“The big picture that people need to understand is that if someone wants to impact an election, by hacking the voter data base or electronic poll systems then they can impact it by disenfranchising selected people,” Greenhalgh told me. In other words, most conversation around election hacking has focused on whether some bad actor like Russia could get into the tallying computers and change the vote count — and there’s been no evidence that they did (or that they didn’t, for that matter). But now North Carolina’s problems have experts worried that the real interference could come from crashing the poll books or altering addresses or voting histories to cause mass chaos on Election Day.

It was a smaller picture, though, that prompted me to write about what happened in Durham. A couple of weeks ago, I saw a photo snapped by Sara D. Davis for Getty Images that showed a half-dozen African American students on that four-hour line at NCCC with a looks of total frustration mixed with anguish. The photo made me think of both the decades-long struggle to bring voting rights to blacks in the American South, as well as the modern outrage of mostly Republican lawmakers trying to close campus polling places, kill off early voting, reduce hours — anything that will make it harder for young people or people of color to cast ballots.

Suddenly, it just seemed too fitting — that if Russia was going to hack an election and sow chaos and division in the United States, of course they would attack a polling place at an HBCU in a Southern state like North Carolina. That would mean that Vladimir Putin and the Republican Party, in trying to erase black votes, were on the same page. I mean, it wouldn’t be the first time.

Greenhalgh and other activists say there’s a good chance that it’s too late to figure out if North Carolina’s poll-book problems were caused by hackers — which is why they’re mad that officials didn’t take their pleas, going back to the fall of 2016, more seriously. State and local officials in North Carolina have long insisted the problems in Durham were caused by unspecified human error and by “computer glitches,” a vague explanation that doesn’t seem to eliminate hacking. Generally, it seems like bureaucratic stubbornness and pride has made officials on the local level reluctant to take the election hacking threat seriously, while federal agents work for a POTUS who refuses to entertain the notion he was elected with outside help.

But at this point, the need to still — after all this time — get to the bottom of what really happened in 2016 is not to declare Trump’s presidency illegitimate (he seems perfectly capable of doing that himself) but to make sure it doesn’t happen next time.

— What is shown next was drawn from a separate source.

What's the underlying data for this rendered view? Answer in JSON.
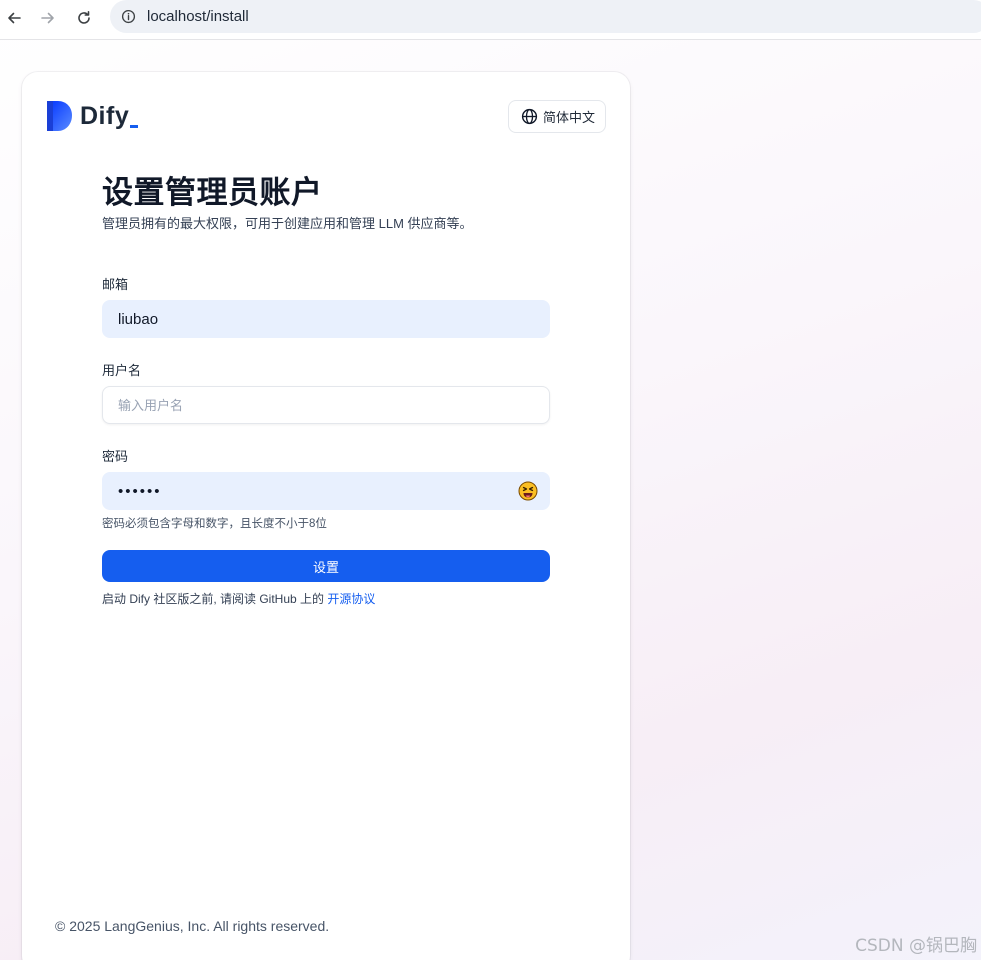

It might not matter what DHS investigators find in North Carolina because McConnell — the same McConnell who dismissed the idea of warning voters about Russian meddling right before the 2016 vote — is insistent that our patchwork quilt of county and city officials can handle election security without help from Washington.

“I do think the missing story that very few of you have written about is the absence of problems in the 2018 election," McConnell said recently. "I think the Trump administration did a much, much better job.” (Greenhalgh says that actually there were a lot of problems in 2018, in multiple states.) As a result, McConnell and his GOP are balking at spending more in the federal budget on election security aid. Nor is he likely to bring up several bills that specifically target the problem by mandating paper ballots and audits — which experts say is the only proven way to make sure that computerized systems don’t lose votes forever, whether from hackers or those dreaded glitches. They must be cracking open the vodka and doing a Cossack jig at the internet Research Agency in St. Petersburg.

McConnell — as I’ve noted in that space many times — is one of just two current senators (his opposite, Bernie Sanders, is the other) who was in Washington in August 1963 to hear Martin Luther King’s “I Have a Dream” speech. If McConnell has a fragment of a soul left, maybe he and his GOP colleagues can ask themselves why they’re making it harder for people’s votes to matter, instead of easier. Because when I look at that picture of North Carolina college kids so desperate to make their very first presidential vote count, I see a dream deferred, and it’s heartbreaking.